“When we were buying in Spain, we kept a close eye on the exchange rates and we changed our Pounds for Euros when the time was right – about three months before we needed the money. I’m glad we did as we exchanged on a high rate. As for smaller items, I’ll quickly check the exchange rate but, if there’s not a massive difference, I’ll buy with ease in mind rather than saving a few pennies.”
Julia Clode, a live-in care nurse based in Surrey, UK, says:
“At the end of 2015, the price of Spanish property looked appealing to us. With a strong Pound, the idea of buying a second property in Andalucia seemed a profitable investment. The price of properties in La Alpujarra is reasonable and we believe prices will rise in future. This area has many geographical benefits, such as being close to mountains and the sea, and offers areas of outstanding natural beauty. We were convinced!
“After searching property websites, several places caught our eye but then we heard surprising news that the strength of the Pound to the Euro had started to fall. This would have an impact of thousands on our purchase. The only advantage would be that rental income would reap a higher yield in Pounds if the Euro was strong. This made us question whether a second purchase in Spain is a sound investment: for now, it has curbed our enthusiasm.”
Where is it all heading?
So where is Sterling heading against foreign currencies, with peak holiday season just round the corner? Dominic Baldwin from CornhillFX says:

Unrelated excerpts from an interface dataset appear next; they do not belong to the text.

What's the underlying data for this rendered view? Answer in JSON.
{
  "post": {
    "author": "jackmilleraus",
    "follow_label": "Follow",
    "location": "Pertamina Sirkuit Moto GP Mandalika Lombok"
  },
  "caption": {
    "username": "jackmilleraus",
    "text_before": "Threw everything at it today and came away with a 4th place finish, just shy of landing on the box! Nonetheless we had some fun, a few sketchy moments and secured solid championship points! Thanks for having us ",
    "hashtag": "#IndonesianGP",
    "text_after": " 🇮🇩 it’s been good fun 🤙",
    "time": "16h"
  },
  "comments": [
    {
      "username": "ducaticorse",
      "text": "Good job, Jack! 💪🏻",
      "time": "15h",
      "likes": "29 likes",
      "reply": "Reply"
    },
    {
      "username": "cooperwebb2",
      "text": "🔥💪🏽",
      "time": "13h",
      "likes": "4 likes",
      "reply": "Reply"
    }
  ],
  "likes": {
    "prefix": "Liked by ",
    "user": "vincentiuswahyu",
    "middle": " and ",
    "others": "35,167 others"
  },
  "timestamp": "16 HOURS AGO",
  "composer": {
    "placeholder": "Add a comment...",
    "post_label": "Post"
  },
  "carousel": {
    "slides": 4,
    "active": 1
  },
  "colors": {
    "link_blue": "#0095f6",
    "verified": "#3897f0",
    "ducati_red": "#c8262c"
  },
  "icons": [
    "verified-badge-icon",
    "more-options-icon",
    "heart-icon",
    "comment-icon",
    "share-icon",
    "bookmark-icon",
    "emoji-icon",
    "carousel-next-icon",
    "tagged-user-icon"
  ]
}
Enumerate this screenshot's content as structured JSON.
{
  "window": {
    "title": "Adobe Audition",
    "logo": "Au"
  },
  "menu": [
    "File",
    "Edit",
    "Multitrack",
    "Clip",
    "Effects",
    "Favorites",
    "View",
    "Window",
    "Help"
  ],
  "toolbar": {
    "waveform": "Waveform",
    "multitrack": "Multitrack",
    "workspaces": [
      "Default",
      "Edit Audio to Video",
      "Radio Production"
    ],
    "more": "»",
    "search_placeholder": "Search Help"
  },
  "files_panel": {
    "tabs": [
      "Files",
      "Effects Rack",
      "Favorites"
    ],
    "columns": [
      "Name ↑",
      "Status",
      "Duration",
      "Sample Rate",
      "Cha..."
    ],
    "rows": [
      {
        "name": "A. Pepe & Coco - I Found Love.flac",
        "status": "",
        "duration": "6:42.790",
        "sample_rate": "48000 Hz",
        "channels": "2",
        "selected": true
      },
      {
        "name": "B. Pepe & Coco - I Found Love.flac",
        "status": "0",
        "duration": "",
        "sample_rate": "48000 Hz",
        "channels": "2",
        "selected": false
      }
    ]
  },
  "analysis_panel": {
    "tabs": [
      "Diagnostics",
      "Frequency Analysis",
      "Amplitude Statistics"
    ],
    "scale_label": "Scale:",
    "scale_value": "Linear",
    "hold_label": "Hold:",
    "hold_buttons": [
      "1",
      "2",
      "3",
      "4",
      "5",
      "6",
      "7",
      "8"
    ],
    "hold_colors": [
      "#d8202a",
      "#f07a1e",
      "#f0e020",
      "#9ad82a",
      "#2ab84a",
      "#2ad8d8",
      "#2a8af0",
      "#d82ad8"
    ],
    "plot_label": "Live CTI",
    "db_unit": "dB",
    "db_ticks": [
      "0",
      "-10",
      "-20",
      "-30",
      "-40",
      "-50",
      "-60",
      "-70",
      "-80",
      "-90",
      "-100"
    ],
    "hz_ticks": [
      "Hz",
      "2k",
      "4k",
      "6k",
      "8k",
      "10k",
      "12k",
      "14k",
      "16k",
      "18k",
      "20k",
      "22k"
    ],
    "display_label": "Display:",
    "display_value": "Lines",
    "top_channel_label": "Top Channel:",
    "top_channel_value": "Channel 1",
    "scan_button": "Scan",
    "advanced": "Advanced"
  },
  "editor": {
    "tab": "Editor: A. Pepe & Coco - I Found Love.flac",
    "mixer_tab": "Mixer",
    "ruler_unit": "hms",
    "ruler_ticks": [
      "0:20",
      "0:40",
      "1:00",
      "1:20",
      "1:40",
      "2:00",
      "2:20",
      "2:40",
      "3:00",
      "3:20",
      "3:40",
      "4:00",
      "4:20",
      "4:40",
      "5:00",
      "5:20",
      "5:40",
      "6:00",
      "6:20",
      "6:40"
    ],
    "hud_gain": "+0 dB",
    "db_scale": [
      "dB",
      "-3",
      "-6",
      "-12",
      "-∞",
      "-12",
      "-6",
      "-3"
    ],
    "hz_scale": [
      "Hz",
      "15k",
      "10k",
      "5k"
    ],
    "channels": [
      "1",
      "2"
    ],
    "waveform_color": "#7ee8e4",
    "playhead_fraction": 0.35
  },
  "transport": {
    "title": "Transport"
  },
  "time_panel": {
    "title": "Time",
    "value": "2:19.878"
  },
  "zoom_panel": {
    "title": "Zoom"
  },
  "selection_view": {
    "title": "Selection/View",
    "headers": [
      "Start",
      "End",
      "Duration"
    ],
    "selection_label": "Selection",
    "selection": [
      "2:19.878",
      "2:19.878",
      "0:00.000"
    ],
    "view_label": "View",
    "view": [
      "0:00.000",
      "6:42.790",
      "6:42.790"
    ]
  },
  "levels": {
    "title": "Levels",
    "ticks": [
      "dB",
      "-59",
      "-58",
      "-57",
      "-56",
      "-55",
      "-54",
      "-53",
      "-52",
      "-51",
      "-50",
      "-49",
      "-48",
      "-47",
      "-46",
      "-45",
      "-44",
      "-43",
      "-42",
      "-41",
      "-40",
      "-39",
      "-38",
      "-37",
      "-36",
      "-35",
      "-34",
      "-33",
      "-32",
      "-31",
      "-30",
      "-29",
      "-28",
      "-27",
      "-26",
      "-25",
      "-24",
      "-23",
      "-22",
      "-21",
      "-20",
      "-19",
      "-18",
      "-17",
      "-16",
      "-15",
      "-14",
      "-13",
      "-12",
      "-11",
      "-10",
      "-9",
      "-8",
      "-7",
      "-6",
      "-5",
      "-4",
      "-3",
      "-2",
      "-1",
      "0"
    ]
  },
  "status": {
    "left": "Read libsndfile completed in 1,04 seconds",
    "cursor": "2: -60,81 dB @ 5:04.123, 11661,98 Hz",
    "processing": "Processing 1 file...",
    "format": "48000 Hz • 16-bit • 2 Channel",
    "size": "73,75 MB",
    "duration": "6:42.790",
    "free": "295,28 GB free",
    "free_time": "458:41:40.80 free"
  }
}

“The general market feeling is that we’ve now seen the big moves. The likelihood is that the prices will settle around these lower levels and the range for Pound versus Euro is likely to be between 1.30 and 1.35 in the short term. The range of Pound versus the Dollar is thought to be between 1.40 and 1.45. Obviously, there are many determining factors which may change this picture as we move towards the summer months.”
One of these is a looming UK referendum about whether Britain should leave the European Union – the “Brexit”. This is making traders nervous about Sterling, just at the time when many people are making their travel choices, and has recently seen the exchange rate dip down to 1.275.
In the coming weeks, Dominic Baldwin believes that upcoming announcements revealing “top tier data from across the globe” could be significant for the shape of Sterling in coming weeks, as could announcements about UK inflation levels and imminent interest rate rises. For now, though, it is a waiting game.
Looking at the overall picture, it seems likely that this year’s travellers will take recent currency movements on the nose unless they happen to be wannabee expats or property investors where shifts in the rate can cause the loss of thousands. In fact, they are doing better with their GPB in the Eurozone than between 2009 to mid-2015. Meanwhile, New Zealand and Australia could prove prudent choices for summer 2016. For those who don’t want a long-haul trip, the situation is not likely to change. Holidaymakers may not notice that their spending money has been eroded by ten percent, instead opting to focus on the benefits of their chosen destination.